DIRECTIONS FOR THIS TASK
From the first line to the last, write out the records exactly, leaving the pictures behind.

MATERIALS PROVIDED
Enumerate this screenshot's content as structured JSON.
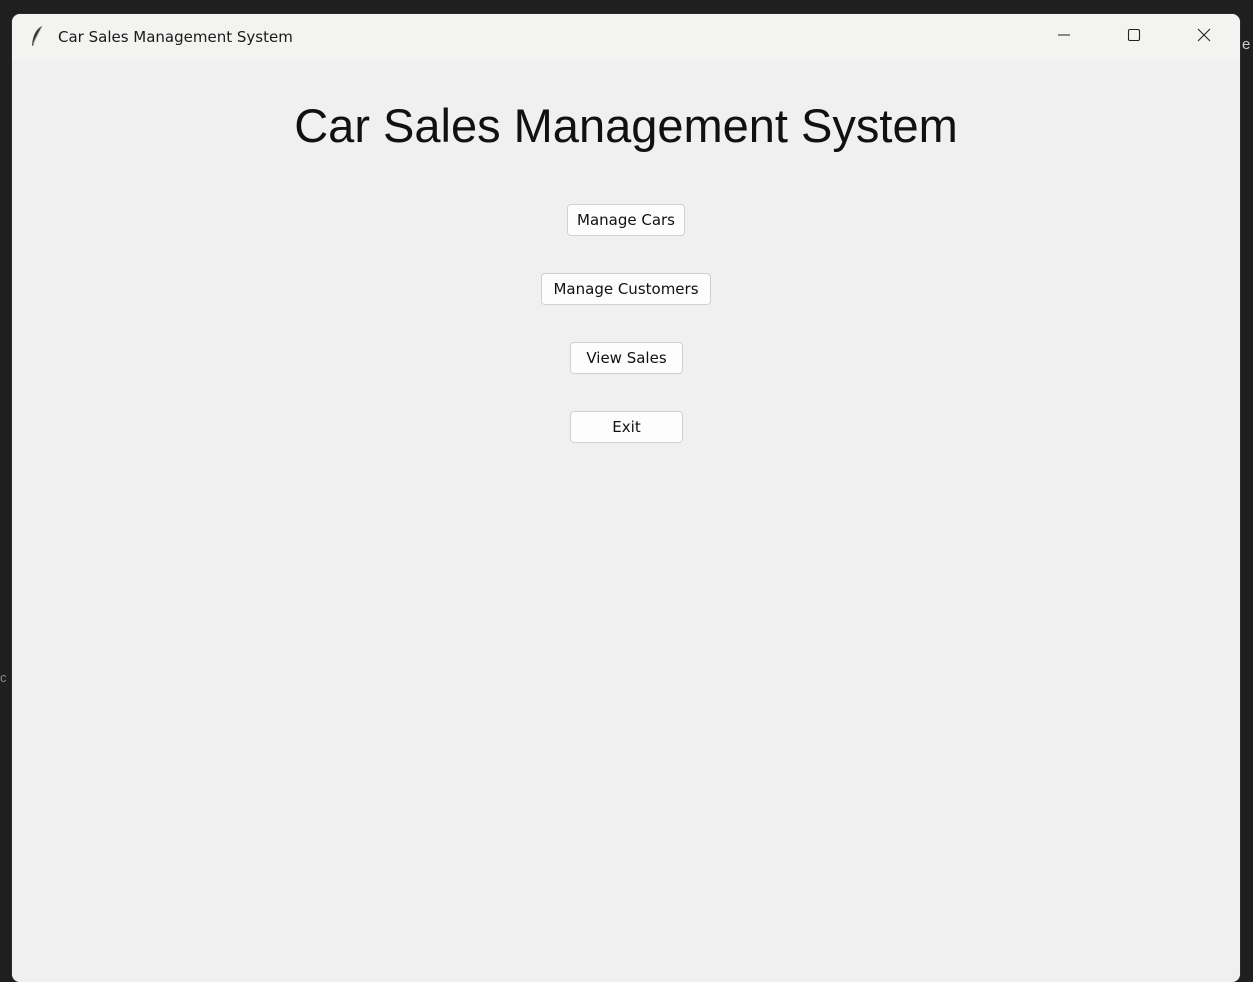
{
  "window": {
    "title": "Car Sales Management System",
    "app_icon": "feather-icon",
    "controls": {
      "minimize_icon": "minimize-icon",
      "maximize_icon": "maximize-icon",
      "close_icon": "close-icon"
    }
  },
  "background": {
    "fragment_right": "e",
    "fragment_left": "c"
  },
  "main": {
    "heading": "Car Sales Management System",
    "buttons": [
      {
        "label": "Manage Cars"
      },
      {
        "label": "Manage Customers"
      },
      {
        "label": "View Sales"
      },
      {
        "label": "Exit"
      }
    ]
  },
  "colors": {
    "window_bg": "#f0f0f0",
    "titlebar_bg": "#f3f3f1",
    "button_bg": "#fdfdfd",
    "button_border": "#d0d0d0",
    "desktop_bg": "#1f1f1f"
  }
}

SOLUTION TO THE PROBLEM
Enumerate this screenshot's content as structured JSON.
{
  "window": {
    "title": "Car Sales Management System",
    "app_icon": "feather-icon",
    "controls": {
      "minimize_icon": "minimize-icon",
      "maximize_icon": "maximize-icon",
      "close_icon": "close-icon"
    }
  },
  "background": {
    "fragment_right": "e",
    "fragment_left": "c"
  },
  "main": {
    "heading": "Car Sales Management System",
    "buttons": [
      {
        "label": "Manage Cars"
      },
      {
        "label": "Manage Customers"
      },
      {
        "label": "View Sales"
      },
      {
        "label": "Exit"
      }
    ]
  },
  "colors": {
    "window_bg": "#f0f0f0",
    "titlebar_bg": "#f3f3f1",
    "button_bg": "#fdfdfd",
    "button_border": "#d0d0d0",
    "desktop_bg": "#1f1f1f"
  }
}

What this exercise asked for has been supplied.